and funding for research on the now female-only shelters which would by design avoid finding evidence of male victims and female perpetrators to build a body of false "evidence" supporting keeping its application gendered.
In other words, feminists deliberately and successfully lobbied to marginalize male victims of female violence.
What part of that do you think constitutes equality?
I am not a feminist, because I oppose law and policy which discriminate against men on women's behalf.
Why don't you?
On April 2nd, Adèle Mercier, Associate Professor of the Queen's University Department of Philosophy, commented in reply to Alison Tieman's comment on a Queens University Paper letter to the editor. Alison had responded to the letter, in which the author argued that men's issues discussion shouldn't take place outside feminist oversight, with information and statistics that feminists ignore when choosing to demonize all men as potential rapists while denying female perpetration.
Adele's response specifically targeted Alison's discussion on sexual abuse against boys in juvenile facilities in the U.S., where a 2012 study found that 95% of them reported female perpetrators. Adele responded with exactly the same types of rape apology that feminists accuse the general public of using to excuse raping women and girls, quoting text from the study describing how adult staff at juvenile facilities engaged in sex with inmates as a REBUTTAL to the statement that the youth housed there were victimized.
Appalled at the way Adele, in her comment, had treated incarcerated youth as if they were able to give meaningful consent to staff in positions of authority over them, wrote about the discussion in A Voice For Men, and talked about it in a video on her channel.

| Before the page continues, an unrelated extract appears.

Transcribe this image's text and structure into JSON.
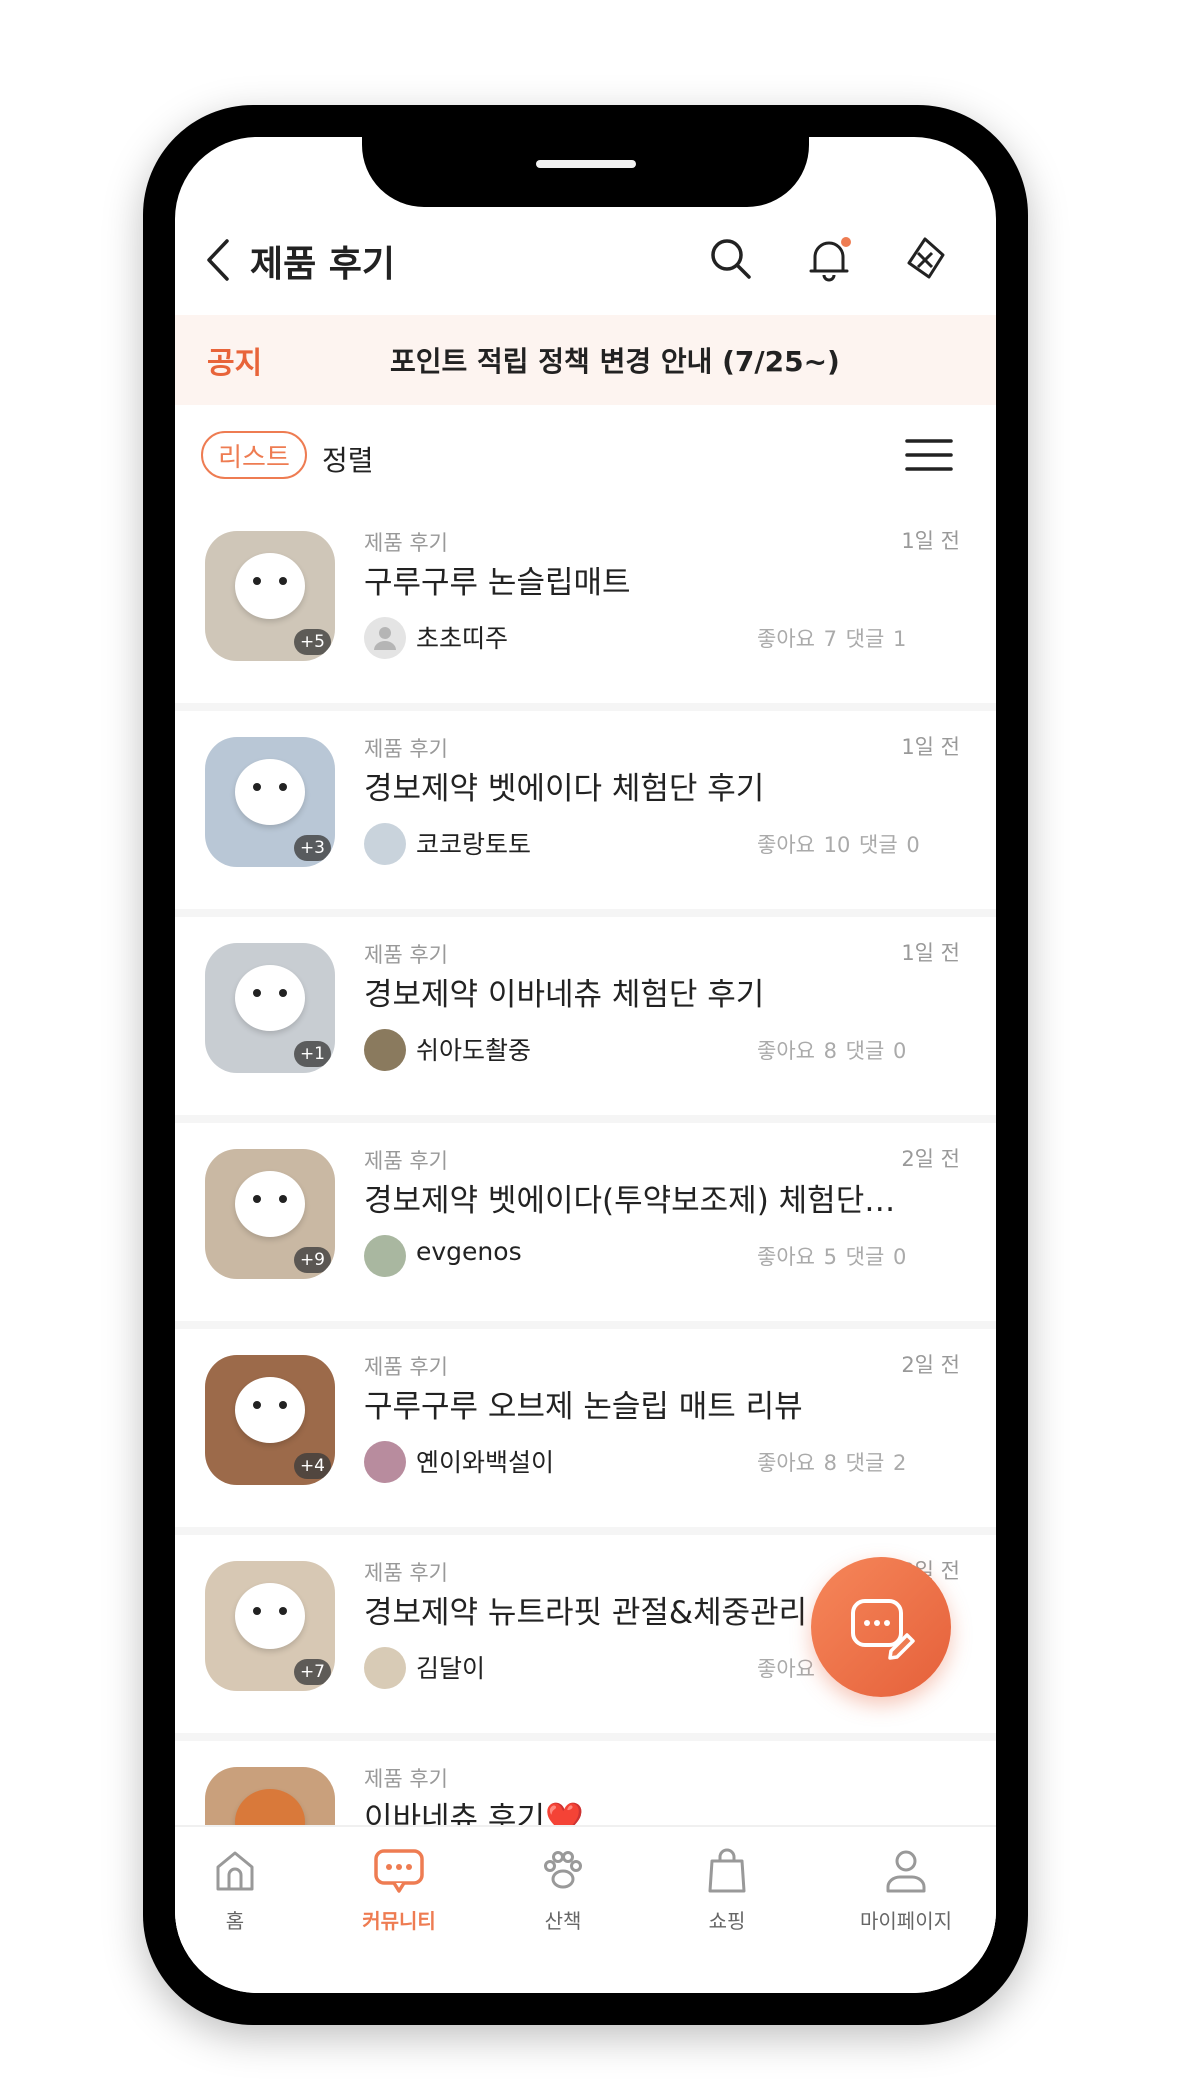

Link to the original report under discussion:
You might also find this specific comment interesting:
One more thing:
Since the original making of this video, MRAs as a group had a response from Queens university feminists. You can see the honey badger response to it here:
The majority of the images in this video are public domain. A few are snapshots made for the video, with the help of my son Raven, who was nice enough to pose for me outside even though it was cold out there.

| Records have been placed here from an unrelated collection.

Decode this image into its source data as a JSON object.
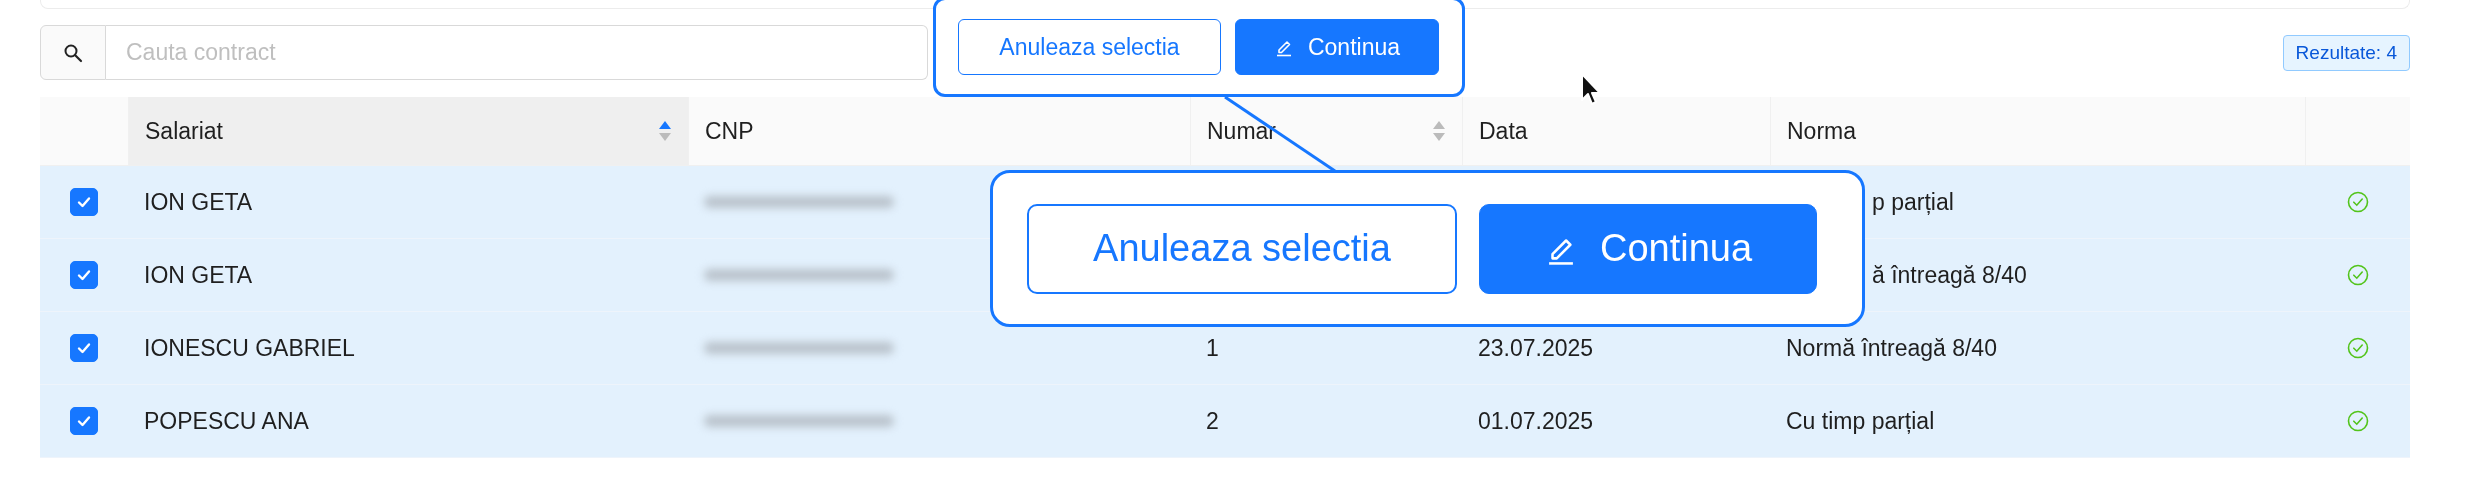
{
  "search": {
    "placeholder": "Cauta contract"
  },
  "results_badge": "Rezultate: 4",
  "actions": {
    "buttons": [
      {
        "label": "Anuleaza selectia",
        "kind": "outline"
      },
      {
        "label": "Continua",
        "kind": "primary"
      }
    ]
  },
  "zoom_callout": {
    "buttons": [
      {
        "label": "Anuleaza selectia",
        "kind": "outline"
      },
      {
        "label": "Continua",
        "kind": "primary"
      }
    ]
  },
  "table": {
    "columns": [
      {
        "label": "Salariat",
        "kind": "sortable",
        "sorted": true
      },
      {
        "label": "CNP",
        "kind": "plain"
      },
      {
        "label": "Numar",
        "kind": "sortable",
        "sorted": false
      },
      {
        "label": "Data",
        "kind": "plain"
      },
      {
        "label": "Norma",
        "kind": "plain"
      }
    ],
    "rows": [
      {
        "checked": true,
        "salariat": "ION GETA",
        "norma": "p parțial",
        "norma_covered": true,
        "valid": true
      },
      {
        "checked": true,
        "salariat": "ION GETA",
        "norma": "ă întreagă 8/40",
        "norma_covered": true,
        "valid": true
      },
      {
        "checked": true,
        "salariat": "IONESCU GABRIEL",
        "numar": "1",
        "data": "23.07.2025",
        "norma": "Normă întreagă 8/40",
        "norma_covered": false,
        "valid": true
      },
      {
        "checked": true,
        "salariat": "POPESCU ANA",
        "numar": "2",
        "data": "01.07.2025",
        "norma": "Cu timp parțial",
        "norma_covered": false,
        "valid": true
      }
    ]
  }
}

The following images are used under the creative commons attribution 2.0 license
as stated on the pages where the images' creators have them displayed.
Cindarella Slipper Damsel in distress by AnnieAnniePancake
All of the sound was created using my crappy old microphone, and stuff I have around the house.
That includes the sound of the ladder crashing.
Note - this video is not to say that women never do anything, but that men are often (and thanklessly) relied upon to do things that women can't or won't do.
Effeminition: Equal Work
This video is a response to The Day the Laughter Stopped. We discussed the story in a skype chat as we read it, and Jess Kay wrote an insightful review of it, both published on the Honey Badger Brigade blog in April of this year.
I kept thinking how ridiculous the portrayal of female hypoagency was, how melodramatic and stilted. How would that same behavior look - feeling averse, thinking about one's aversion, but saying nothing and allowing oneself to be acted upon - if it were applied to anything other than a story about sex? That's where the om-nom cake part of the skype discussion came from. When the subject is cake instead of affection, the ridiculousness becomes blatantly obvious.
Huge thanks to Alien Gearbox for the animation and composition. :)
In November of 2014, I spoke in front of the Dayton Municipal courthouse regarding the manipulative way area courts use misdemeanor status to avoid recognizing the due process rights of accused men facing serious penalty. This was my first public speech. It's not something I would normally choose to do, but the subject and the case were important enough to ignore the nervousness (and lack of chances to practice the speech I wrote) and do it anyway. In the end, I'm glad I did. you can't see it in the video, but people walking by stopped to listen. That was very encouraging.
The text of the speech is posted on my blog here.
To see more of Shawn Sutherland's work, visit his youtube channel